[Element data from apps and pages]
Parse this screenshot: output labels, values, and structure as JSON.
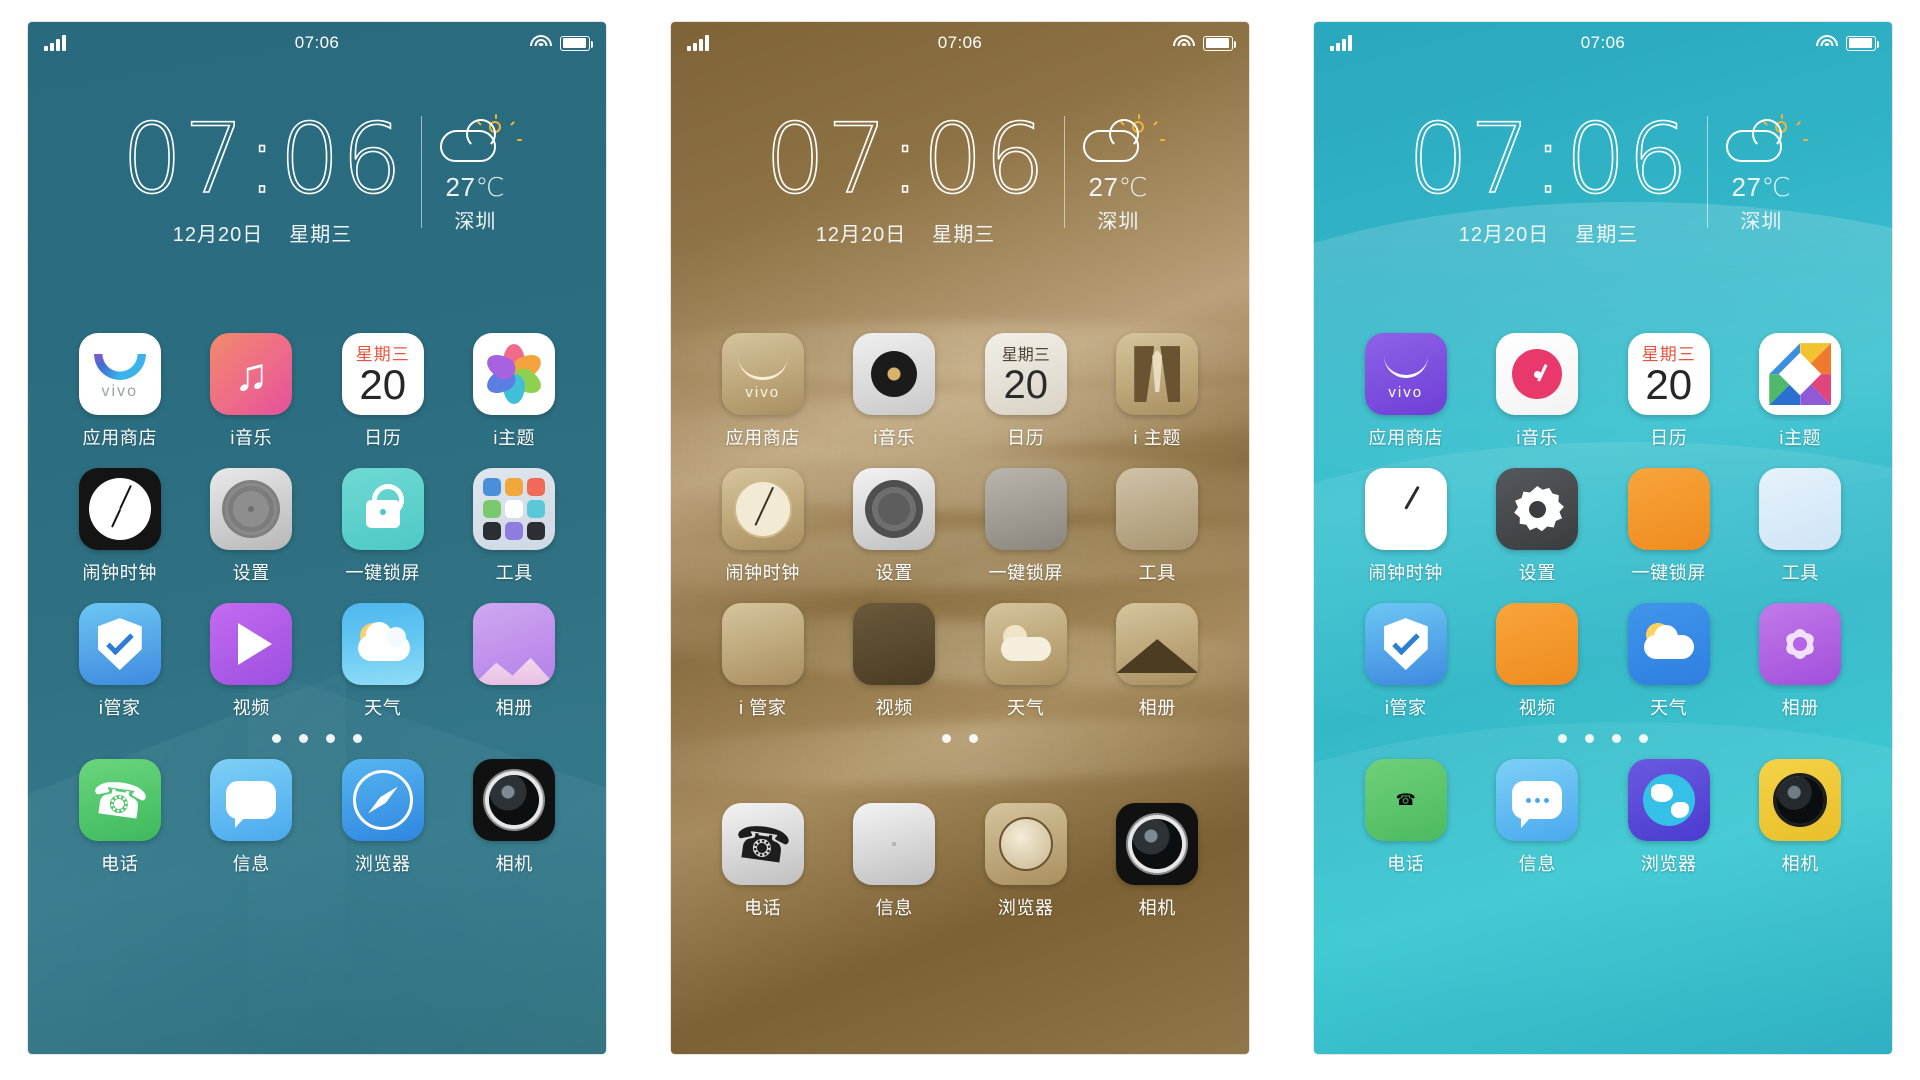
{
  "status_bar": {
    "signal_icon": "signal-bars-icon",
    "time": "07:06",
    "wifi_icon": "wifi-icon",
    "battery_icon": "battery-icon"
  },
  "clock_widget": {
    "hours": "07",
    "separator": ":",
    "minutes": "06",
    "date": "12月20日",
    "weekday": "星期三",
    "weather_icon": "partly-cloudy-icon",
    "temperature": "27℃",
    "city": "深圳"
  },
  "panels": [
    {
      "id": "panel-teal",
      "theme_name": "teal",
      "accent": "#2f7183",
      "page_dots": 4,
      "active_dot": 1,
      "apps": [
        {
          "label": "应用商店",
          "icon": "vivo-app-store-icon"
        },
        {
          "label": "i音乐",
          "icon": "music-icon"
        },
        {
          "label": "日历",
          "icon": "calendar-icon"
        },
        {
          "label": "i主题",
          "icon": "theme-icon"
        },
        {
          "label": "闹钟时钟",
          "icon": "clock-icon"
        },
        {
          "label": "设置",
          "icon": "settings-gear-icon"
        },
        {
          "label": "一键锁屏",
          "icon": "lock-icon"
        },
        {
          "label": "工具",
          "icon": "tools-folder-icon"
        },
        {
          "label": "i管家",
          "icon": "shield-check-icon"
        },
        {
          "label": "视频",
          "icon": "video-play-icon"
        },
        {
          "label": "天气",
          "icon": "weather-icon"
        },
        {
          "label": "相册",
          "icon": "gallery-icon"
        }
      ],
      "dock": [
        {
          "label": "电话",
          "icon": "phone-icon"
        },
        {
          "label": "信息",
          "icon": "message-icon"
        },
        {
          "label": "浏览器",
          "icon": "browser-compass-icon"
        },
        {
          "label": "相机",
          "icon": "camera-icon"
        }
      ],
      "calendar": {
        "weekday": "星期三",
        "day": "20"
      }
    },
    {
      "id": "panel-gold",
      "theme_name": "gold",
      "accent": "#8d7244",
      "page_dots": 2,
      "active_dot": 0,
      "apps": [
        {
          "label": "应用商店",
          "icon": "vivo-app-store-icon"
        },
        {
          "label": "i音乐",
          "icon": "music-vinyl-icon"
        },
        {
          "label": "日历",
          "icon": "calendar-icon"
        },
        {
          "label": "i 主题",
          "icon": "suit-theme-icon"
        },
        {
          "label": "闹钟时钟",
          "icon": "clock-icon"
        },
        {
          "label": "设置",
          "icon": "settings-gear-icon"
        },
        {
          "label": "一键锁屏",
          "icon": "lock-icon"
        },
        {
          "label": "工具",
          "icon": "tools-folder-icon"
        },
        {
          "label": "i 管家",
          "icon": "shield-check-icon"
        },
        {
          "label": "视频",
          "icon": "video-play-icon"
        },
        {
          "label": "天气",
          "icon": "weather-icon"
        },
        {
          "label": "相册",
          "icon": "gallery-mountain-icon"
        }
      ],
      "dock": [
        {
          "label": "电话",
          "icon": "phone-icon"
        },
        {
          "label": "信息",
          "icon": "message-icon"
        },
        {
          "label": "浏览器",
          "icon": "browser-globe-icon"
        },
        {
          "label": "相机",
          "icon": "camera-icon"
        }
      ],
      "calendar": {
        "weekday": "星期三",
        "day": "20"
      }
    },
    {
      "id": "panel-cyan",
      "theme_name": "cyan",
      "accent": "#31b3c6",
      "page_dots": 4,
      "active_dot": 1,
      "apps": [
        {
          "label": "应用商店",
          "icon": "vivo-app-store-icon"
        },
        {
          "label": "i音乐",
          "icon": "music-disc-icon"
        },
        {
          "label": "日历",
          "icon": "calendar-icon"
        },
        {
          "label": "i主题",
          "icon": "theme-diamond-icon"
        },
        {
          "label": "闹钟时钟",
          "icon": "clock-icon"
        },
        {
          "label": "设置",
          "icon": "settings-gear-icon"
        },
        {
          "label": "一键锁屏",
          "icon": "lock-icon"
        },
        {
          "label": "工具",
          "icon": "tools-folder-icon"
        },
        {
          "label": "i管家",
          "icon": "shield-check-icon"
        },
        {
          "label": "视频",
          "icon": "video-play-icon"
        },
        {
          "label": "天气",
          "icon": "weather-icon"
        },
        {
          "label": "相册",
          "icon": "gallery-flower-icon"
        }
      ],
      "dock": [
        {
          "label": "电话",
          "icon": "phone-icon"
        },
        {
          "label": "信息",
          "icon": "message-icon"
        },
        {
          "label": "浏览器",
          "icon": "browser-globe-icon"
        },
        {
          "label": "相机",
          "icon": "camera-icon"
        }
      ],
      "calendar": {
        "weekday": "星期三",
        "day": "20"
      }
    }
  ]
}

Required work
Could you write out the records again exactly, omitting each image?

Solution for this exercise
Parse this screenshot: output labels, values, and structure as JSON.
{
  "status_bar": {
    "signal_icon": "signal-bars-icon",
    "time": "07:06",
    "wifi_icon": "wifi-icon",
    "battery_icon": "battery-icon"
  },
  "clock_widget": {
    "hours": "07",
    "separator": ":",
    "minutes": "06",
    "date": "12月20日",
    "weekday": "星期三",
    "weather_icon": "partly-cloudy-icon",
    "temperature": "27℃",
    "city": "深圳"
  },
  "panels": [
    {
      "id": "panel-teal",
      "theme_name": "teal",
      "accent": "#2f7183",
      "page_dots": 4,
      "active_dot": 1,
      "apps": [
        {
          "label": "应用商店",
          "icon": "vivo-app-store-icon"
        },
        {
          "label": "i音乐",
          "icon": "music-icon"
        },
        {
          "label": "日历",
          "icon": "calendar-icon"
        },
        {
          "label": "i主题",
          "icon": "theme-icon"
        },
        {
          "label": "闹钟时钟",
          "icon": "clock-icon"
        },
        {
          "label": "设置",
          "icon": "settings-gear-icon"
        },
        {
          "label": "一键锁屏",
          "icon": "lock-icon"
        },
        {
          "label": "工具",
          "icon": "tools-folder-icon"
        },
        {
          "label": "i管家",
          "icon": "shield-check-icon"
        },
        {
          "label": "视频",
          "icon": "video-play-icon"
        },
        {
          "label": "天气",
          "icon": "weather-icon"
        },
        {
          "label": "相册",
          "icon": "gallery-icon"
        }
      ],
      "dock": [
        {
          "label": "电话",
          "icon": "phone-icon"
        },
        {
          "label": "信息",
          "icon": "message-icon"
        },
        {
          "label": "浏览器",
          "icon": "browser-compass-icon"
        },
        {
          "label": "相机",
          "icon": "camera-icon"
        }
      ],
      "calendar": {
        "weekday": "星期三",
        "day": "20"
      }
    },
    {
      "id": "panel-gold",
      "theme_name": "gold",
      "accent": "#8d7244",
      "page_dots": 2,
      "active_dot": 0,
      "apps": [
        {
          "label": "应用商店",
          "icon": "vivo-app-store-icon"
        },
        {
          "label": "i音乐",
          "icon": "music-vinyl-icon"
        },
        {
          "label": "日历",
          "icon": "calendar-icon"
        },
        {
          "label": "i 主题",
          "icon": "suit-theme-icon"
        },
        {
          "label": "闹钟时钟",
          "icon": "clock-icon"
        },
        {
          "label": "设置",
          "icon": "settings-gear-icon"
        },
        {
          "label": "一键锁屏",
          "icon": "lock-icon"
        },
        {
          "label": "工具",
          "icon": "tools-folder-icon"
        },
        {
          "label": "i 管家",
          "icon": "shield-check-icon"
        },
        {
          "label": "视频",
          "icon": "video-play-icon"
        },
        {
          "label": "天气",
          "icon": "weather-icon"
        },
        {
          "label": "相册",
          "icon": "gallery-mountain-icon"
        }
      ],
      "dock": [
        {
          "label": "电话",
          "icon": "phone-icon"
        },
        {
          "label": "信息",
          "icon": "message-icon"
        },
        {
          "label": "浏览器",
          "icon": "browser-globe-icon"
        },
        {
          "label": "相机",
          "icon": "camera-icon"
        }
      ],
      "calendar": {
        "weekday": "星期三",
        "day": "20"
      }
    },
    {
      "id": "panel-cyan",
      "theme_name": "cyan",
      "accent": "#31b3c6",
      "page_dots": 4,
      "active_dot": 1,
      "apps": [
        {
          "label": "应用商店",
          "icon": "vivo-app-store-icon"
        },
        {
          "label": "i音乐",
          "icon": "music-disc-icon"
        },
        {
          "label": "日历",
          "icon": "calendar-icon"
        },
        {
          "label": "i主题",
          "icon": "theme-diamond-icon"
        },
        {
          "label": "闹钟时钟",
          "icon": "clock-icon"
        },
        {
          "label": "设置",
          "icon": "settings-gear-icon"
        },
        {
          "label": "一键锁屏",
          "icon": "lock-icon"
        },
        {
          "label": "工具",
          "icon": "tools-folder-icon"
        },
        {
          "label": "i管家",
          "icon": "shield-check-icon"
        },
        {
          "label": "视频",
          "icon": "video-play-icon"
        },
        {
          "label": "天气",
          "icon": "weather-icon"
        },
        {
          "label": "相册",
          "icon": "gallery-flower-icon"
        }
      ],
      "dock": [
        {
          "label": "电话",
          "icon": "phone-icon"
        },
        {
          "label": "信息",
          "icon": "message-icon"
        },
        {
          "label": "浏览器",
          "icon": "browser-globe-icon"
        },
        {
          "label": "相机",
          "icon": "camera-icon"
        }
      ],
      "calendar": {
        "weekday": "星期三",
        "day": "20"
      }
    }
  ]
}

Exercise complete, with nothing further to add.